[Data provided Boundary: Start]

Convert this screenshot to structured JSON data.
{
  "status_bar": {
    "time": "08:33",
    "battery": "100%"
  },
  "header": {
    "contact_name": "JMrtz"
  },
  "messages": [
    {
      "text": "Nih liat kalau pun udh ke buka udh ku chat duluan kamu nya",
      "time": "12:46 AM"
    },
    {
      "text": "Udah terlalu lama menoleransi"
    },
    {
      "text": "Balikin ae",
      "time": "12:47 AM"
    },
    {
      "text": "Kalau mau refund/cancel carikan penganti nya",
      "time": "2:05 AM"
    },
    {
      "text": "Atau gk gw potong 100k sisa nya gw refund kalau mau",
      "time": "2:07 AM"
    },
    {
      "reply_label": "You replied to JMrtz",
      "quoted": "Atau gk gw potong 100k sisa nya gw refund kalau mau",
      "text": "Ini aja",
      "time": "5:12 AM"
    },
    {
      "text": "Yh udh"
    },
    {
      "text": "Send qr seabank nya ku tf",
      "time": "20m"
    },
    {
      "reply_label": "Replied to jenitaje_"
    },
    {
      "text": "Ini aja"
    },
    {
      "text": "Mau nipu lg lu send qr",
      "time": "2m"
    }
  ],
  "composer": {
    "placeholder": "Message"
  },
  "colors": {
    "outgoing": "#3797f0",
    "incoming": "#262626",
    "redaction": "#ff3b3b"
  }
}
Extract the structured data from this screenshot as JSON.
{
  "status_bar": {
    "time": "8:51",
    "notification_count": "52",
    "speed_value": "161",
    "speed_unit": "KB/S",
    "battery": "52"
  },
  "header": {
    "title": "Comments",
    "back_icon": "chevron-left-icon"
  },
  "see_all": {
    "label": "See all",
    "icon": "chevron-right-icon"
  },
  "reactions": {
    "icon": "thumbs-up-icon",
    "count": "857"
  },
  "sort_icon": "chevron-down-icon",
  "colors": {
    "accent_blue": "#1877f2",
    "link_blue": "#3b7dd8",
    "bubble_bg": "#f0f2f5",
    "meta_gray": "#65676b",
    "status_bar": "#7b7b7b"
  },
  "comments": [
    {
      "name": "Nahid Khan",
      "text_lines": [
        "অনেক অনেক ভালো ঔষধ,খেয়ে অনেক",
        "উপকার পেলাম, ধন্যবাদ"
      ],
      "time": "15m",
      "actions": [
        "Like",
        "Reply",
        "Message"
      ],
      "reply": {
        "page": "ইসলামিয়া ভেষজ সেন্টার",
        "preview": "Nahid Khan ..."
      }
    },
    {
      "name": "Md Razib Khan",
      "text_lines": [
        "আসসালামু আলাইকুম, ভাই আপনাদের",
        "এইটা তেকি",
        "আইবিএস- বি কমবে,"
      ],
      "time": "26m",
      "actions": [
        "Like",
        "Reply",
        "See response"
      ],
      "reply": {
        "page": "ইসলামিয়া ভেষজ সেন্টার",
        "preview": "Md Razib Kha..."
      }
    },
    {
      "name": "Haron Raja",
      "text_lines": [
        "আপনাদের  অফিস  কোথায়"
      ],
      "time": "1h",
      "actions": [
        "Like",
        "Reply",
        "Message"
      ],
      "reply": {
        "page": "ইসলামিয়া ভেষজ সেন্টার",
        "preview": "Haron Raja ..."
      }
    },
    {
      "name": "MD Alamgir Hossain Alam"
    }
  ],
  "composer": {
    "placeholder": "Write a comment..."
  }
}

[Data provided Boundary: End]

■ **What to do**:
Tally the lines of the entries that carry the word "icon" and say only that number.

■ **Reply**:
4